:: WHAT IS EXPECTED ::
Among the records that follow, how many lines include the string "this"? Only the number is wanted.

:: SOURCE MATERIAL ::
--------------------------------------------------

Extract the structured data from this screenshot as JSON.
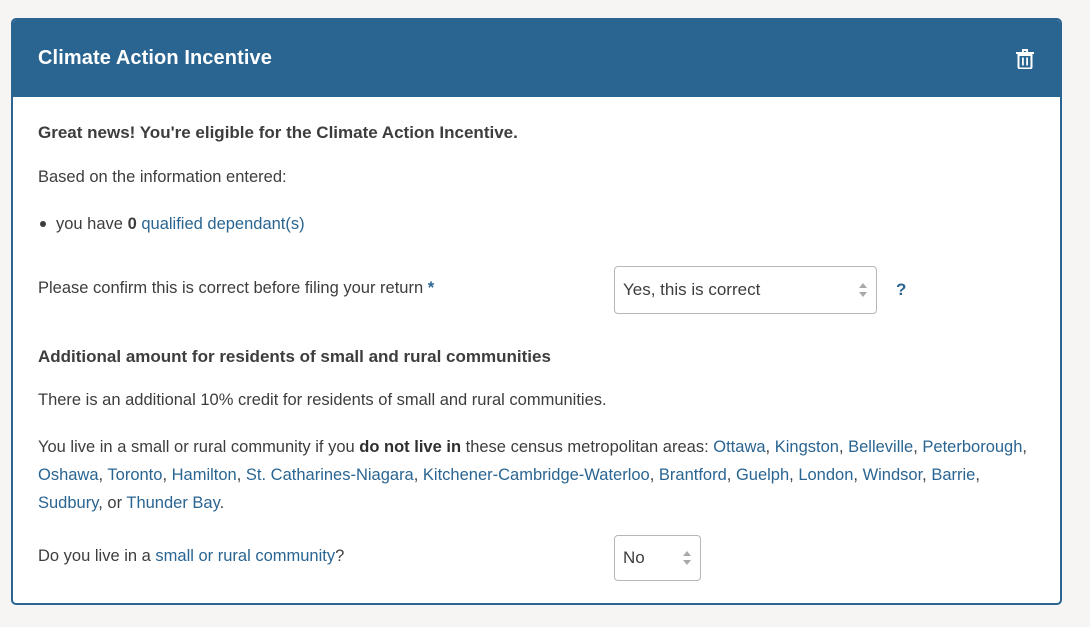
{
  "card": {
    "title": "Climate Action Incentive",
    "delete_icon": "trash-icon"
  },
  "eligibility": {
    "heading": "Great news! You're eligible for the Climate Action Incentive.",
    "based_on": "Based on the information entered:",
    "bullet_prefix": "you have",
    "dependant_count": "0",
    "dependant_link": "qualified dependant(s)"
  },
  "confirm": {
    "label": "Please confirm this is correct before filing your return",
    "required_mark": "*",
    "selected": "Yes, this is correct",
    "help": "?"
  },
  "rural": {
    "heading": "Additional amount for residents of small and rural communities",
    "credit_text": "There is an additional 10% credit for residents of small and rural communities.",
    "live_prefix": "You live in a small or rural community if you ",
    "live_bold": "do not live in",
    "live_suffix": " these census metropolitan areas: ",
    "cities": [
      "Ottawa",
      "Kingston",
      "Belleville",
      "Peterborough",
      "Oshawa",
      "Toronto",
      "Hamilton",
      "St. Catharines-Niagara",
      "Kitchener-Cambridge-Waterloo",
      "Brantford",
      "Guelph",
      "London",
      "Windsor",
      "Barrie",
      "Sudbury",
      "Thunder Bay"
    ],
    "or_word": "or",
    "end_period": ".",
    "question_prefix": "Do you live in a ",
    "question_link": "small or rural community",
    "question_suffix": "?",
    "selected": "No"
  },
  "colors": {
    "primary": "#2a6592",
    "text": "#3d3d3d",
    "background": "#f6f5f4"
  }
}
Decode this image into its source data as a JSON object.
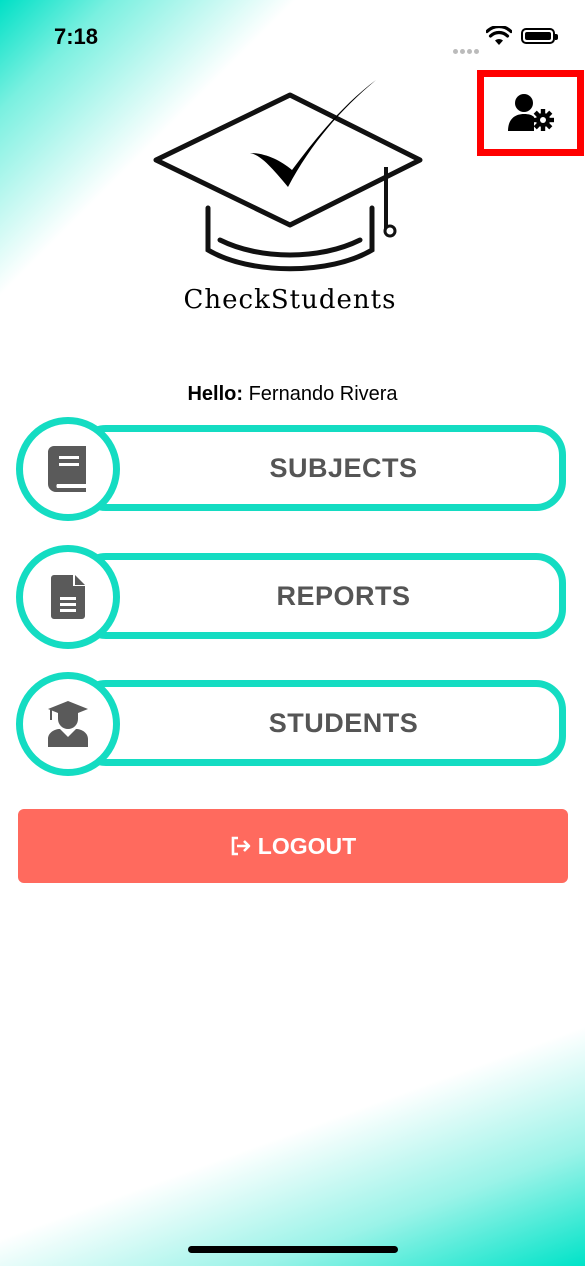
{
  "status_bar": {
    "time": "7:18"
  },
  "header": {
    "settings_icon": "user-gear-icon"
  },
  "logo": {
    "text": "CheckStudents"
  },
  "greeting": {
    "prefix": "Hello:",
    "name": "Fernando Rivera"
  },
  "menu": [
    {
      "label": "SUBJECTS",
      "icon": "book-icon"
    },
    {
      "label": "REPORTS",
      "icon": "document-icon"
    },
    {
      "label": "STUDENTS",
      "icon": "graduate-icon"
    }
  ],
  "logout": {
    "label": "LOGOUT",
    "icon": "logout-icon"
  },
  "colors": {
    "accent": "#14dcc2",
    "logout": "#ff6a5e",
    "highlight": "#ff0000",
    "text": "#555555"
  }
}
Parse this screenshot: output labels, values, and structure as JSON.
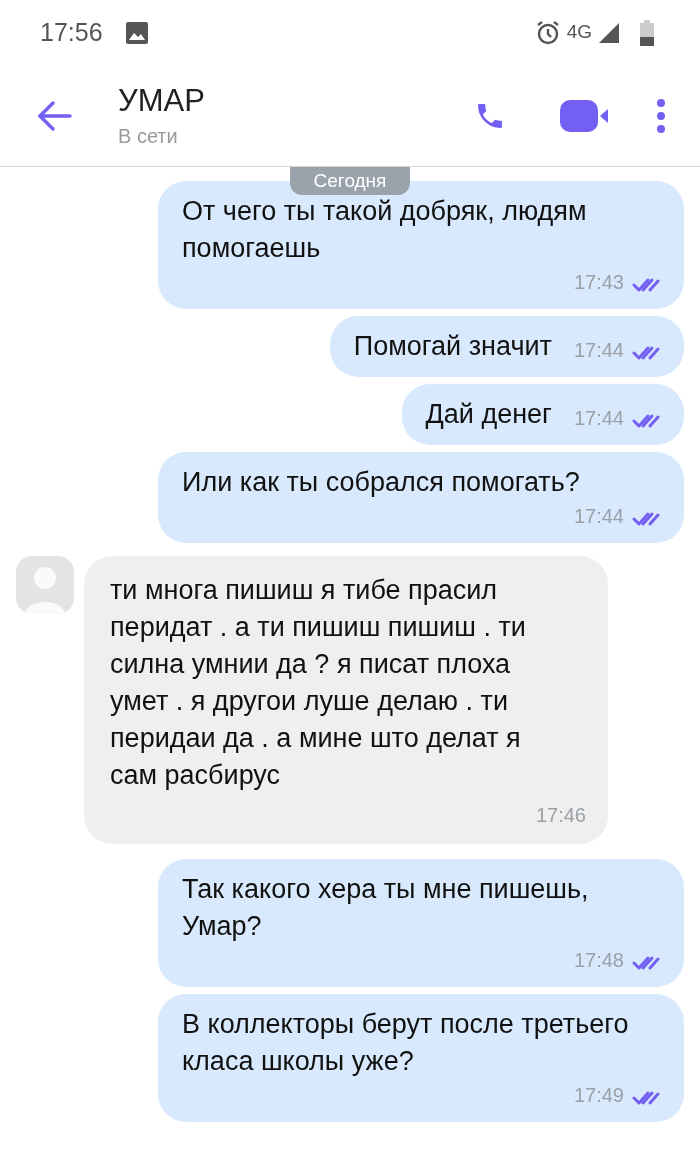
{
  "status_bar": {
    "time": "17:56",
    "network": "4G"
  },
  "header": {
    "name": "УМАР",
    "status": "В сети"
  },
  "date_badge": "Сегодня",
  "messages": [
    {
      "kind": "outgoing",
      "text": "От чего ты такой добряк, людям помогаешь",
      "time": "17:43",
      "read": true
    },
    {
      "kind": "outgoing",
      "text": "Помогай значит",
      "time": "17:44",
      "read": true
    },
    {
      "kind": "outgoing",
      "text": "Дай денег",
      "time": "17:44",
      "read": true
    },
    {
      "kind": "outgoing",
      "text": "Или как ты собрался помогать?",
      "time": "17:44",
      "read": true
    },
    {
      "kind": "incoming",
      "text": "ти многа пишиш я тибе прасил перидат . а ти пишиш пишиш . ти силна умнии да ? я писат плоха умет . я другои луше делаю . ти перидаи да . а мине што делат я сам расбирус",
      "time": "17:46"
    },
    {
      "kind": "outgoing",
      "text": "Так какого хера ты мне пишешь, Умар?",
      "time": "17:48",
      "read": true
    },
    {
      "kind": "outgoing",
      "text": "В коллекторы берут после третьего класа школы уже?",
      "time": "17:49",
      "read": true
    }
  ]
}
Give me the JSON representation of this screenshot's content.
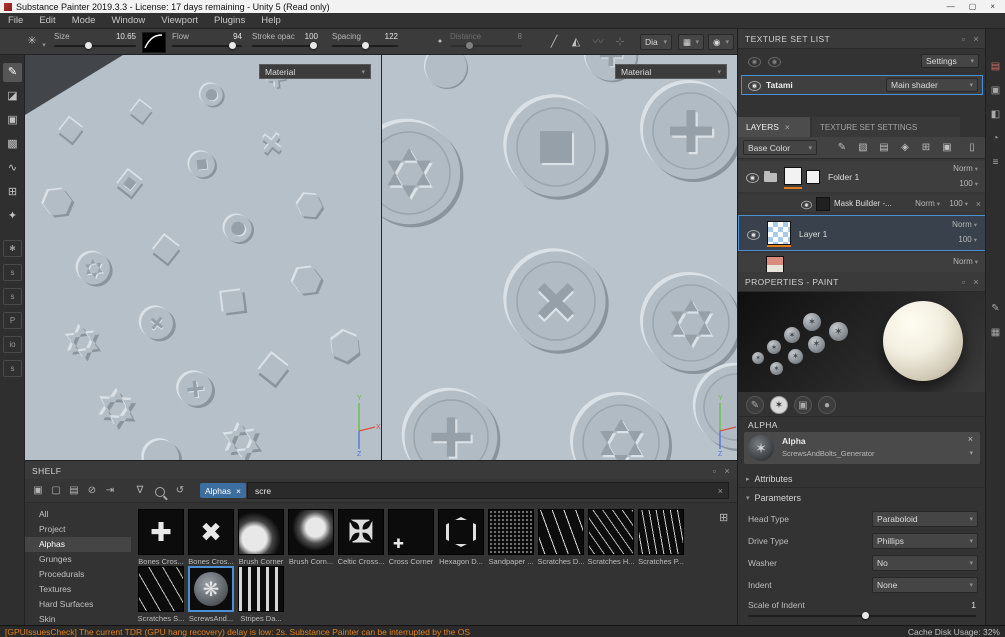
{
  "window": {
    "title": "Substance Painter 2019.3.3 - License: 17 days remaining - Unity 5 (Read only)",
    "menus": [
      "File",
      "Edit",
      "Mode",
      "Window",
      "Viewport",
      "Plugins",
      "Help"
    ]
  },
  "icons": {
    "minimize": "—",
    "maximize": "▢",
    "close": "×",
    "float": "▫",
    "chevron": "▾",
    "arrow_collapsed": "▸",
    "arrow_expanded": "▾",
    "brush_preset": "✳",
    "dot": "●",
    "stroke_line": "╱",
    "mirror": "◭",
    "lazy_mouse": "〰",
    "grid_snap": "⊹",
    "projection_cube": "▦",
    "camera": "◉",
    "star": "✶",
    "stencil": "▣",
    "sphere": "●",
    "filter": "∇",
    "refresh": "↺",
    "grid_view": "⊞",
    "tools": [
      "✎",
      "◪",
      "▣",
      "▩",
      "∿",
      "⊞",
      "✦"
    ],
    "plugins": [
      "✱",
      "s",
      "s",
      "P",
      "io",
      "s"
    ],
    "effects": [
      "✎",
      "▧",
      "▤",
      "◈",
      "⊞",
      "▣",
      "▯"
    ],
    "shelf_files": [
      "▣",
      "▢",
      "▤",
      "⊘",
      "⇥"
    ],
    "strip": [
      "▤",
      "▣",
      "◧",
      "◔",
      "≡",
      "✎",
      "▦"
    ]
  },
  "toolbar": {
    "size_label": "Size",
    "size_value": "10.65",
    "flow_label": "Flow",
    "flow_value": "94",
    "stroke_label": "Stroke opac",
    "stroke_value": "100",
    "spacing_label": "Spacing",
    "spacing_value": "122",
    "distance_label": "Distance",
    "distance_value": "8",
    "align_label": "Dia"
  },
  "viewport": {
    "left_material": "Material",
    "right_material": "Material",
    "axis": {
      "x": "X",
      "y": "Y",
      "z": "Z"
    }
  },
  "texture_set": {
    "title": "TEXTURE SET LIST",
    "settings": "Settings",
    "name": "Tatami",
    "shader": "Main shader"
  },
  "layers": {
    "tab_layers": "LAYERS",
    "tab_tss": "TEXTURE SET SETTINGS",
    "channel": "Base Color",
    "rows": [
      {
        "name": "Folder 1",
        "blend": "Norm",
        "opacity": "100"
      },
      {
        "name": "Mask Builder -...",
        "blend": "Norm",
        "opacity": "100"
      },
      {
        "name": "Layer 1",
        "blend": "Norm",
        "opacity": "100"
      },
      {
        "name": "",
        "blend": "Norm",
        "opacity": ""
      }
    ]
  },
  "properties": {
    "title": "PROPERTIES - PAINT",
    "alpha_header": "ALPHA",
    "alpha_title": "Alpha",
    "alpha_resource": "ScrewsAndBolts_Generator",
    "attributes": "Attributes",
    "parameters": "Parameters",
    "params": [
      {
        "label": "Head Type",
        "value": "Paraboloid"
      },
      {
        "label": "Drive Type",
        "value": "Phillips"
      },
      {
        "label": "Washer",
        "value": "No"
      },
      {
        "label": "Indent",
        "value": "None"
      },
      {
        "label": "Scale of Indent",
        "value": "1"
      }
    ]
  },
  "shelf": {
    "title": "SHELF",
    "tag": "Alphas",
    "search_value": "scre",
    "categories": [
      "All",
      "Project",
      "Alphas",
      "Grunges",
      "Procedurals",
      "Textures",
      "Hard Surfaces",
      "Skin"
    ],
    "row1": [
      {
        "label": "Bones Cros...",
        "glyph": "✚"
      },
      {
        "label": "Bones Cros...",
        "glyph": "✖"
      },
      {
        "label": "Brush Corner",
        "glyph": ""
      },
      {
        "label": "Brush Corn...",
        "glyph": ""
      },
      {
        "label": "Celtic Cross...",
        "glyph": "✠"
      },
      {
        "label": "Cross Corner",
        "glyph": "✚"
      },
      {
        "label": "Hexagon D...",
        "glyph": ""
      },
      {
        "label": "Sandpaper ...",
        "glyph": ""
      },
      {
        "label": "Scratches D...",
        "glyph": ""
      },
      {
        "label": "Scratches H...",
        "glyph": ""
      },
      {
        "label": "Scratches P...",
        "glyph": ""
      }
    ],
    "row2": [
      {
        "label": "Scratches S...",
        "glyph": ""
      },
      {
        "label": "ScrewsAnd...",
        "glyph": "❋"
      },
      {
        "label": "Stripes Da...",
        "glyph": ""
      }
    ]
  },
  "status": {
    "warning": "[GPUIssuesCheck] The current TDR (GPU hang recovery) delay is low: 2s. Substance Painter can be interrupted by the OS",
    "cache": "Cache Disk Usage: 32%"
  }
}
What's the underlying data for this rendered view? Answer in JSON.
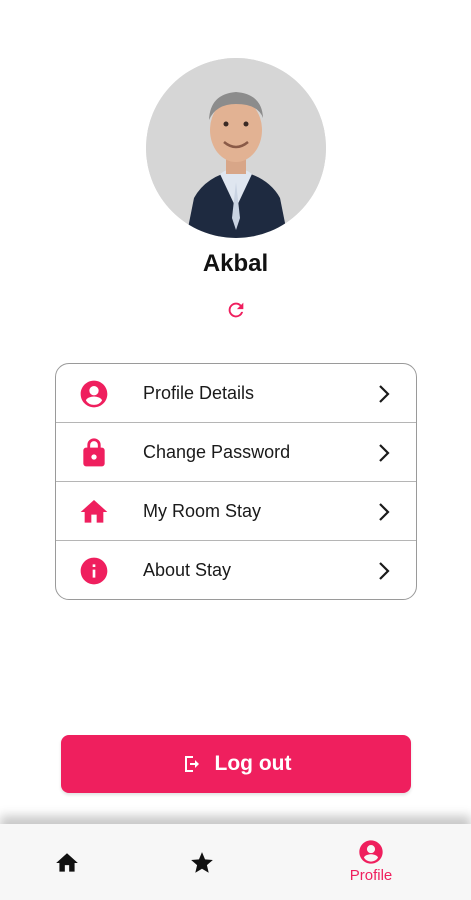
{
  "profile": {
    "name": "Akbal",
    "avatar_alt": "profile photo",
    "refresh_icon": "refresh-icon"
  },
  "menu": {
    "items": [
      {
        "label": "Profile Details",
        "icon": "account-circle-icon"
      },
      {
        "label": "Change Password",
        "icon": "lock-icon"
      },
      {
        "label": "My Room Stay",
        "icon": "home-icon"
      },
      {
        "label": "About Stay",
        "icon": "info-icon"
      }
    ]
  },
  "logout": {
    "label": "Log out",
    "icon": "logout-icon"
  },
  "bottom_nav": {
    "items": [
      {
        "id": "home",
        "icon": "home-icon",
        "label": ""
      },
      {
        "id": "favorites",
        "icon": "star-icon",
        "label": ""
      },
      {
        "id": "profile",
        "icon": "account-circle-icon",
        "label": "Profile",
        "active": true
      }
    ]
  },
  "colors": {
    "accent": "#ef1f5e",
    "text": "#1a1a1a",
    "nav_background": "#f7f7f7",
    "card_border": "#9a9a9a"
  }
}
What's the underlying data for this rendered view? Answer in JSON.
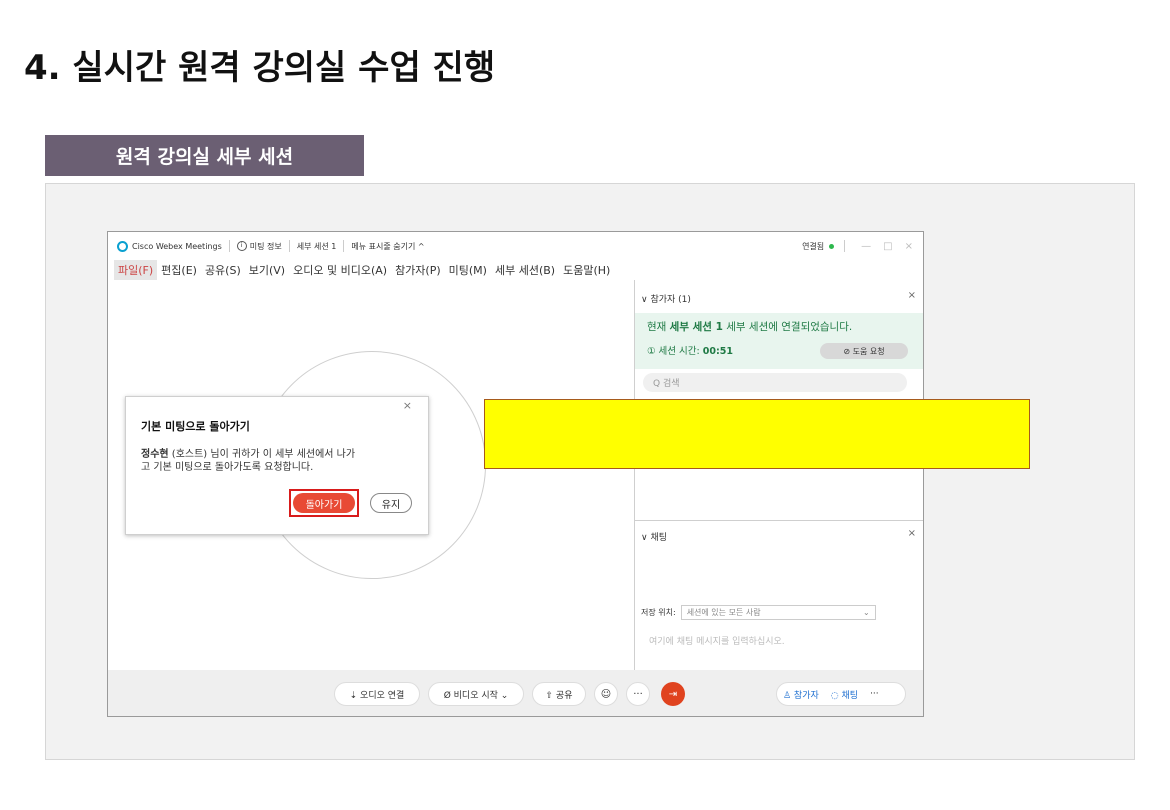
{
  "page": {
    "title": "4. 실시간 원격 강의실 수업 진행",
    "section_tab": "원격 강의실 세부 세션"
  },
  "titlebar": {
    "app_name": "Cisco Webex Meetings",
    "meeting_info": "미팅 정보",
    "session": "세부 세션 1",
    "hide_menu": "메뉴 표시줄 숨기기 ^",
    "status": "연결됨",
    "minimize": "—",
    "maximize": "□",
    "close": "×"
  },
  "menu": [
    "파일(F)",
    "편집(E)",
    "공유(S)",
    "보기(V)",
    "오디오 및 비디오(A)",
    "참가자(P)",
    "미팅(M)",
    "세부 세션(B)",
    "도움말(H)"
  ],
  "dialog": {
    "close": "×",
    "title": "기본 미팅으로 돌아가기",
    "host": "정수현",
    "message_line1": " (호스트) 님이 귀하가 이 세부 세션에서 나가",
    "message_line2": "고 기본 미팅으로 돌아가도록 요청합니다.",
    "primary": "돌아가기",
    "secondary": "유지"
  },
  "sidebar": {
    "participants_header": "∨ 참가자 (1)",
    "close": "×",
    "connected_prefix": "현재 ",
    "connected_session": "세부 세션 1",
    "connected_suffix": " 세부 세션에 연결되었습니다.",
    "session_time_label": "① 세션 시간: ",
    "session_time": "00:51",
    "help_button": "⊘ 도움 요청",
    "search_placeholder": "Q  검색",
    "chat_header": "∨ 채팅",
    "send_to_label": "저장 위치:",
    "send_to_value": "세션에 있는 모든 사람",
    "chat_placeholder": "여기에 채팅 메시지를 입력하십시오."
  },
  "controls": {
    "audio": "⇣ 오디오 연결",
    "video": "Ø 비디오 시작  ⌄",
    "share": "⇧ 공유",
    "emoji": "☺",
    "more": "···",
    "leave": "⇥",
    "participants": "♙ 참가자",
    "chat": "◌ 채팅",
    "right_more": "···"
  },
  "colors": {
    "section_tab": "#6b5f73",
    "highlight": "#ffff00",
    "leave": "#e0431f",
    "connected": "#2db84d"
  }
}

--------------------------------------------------

:: EXERCISE ANSWER ::
8